How to complete this task:
Each entry below should be retyped exactly, with nothing omitted.
=-=-=
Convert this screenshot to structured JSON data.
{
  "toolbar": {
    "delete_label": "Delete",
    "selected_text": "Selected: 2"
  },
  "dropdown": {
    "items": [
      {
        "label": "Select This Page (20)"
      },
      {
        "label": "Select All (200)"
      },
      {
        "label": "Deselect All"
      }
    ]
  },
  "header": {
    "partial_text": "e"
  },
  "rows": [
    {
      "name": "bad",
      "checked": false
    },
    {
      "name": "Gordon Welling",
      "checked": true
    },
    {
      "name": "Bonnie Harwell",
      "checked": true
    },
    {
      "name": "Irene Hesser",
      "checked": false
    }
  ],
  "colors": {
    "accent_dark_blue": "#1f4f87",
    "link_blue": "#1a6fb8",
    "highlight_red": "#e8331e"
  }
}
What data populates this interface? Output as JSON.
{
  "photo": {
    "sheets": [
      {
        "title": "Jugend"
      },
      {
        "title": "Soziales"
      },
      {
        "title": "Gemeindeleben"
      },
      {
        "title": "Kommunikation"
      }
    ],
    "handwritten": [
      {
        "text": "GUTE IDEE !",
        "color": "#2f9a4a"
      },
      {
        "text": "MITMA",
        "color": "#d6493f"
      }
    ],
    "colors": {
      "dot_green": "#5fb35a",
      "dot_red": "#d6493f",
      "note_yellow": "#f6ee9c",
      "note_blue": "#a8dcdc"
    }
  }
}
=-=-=
Exercise answer:
Convert this screenshot to structured JSON data.
{
  "toolbar": {
    "delete_label": "Delete",
    "selected_text": "Selected: 2"
  },
  "dropdown": {
    "items": [
      {
        "label": "Select This Page (20)"
      },
      {
        "label": "Select All (200)"
      },
      {
        "label": "Deselect All"
      }
    ]
  },
  "header": {
    "partial_text": "e"
  },
  "rows": [
    {
      "name": "bad",
      "checked": false
    },
    {
      "name": "Gordon Welling",
      "checked": true
    },
    {
      "name": "Bonnie Harwell",
      "checked": true
    },
    {
      "name": "Irene Hesser",
      "checked": false
    }
  ],
  "colors": {
    "accent_dark_blue": "#1f4f87",
    "link_blue": "#1a6fb8",
    "highlight_red": "#e8331e"
  }
}
What data populates this interface? Output as JSON.
{
  "photo": {
    "sheets": [
      {
        "title": "Jugend"
      },
      {
        "title": "Soziales"
      },
      {
        "title": "Gemeindeleben"
      },
      {
        "title": "Kommunikation"
      }
    ],
    "handwritten": [
      {
        "text": "GUTE IDEE !",
        "color": "#2f9a4a"
      },
      {
        "text": "MITMA",
        "color": "#d6493f"
      }
    ],
    "colors": {
      "dot_green": "#5fb35a",
      "dot_red": "#d6493f",
      "note_yellow": "#f6ee9c",
      "note_blue": "#a8dcdc"
    }
  }
}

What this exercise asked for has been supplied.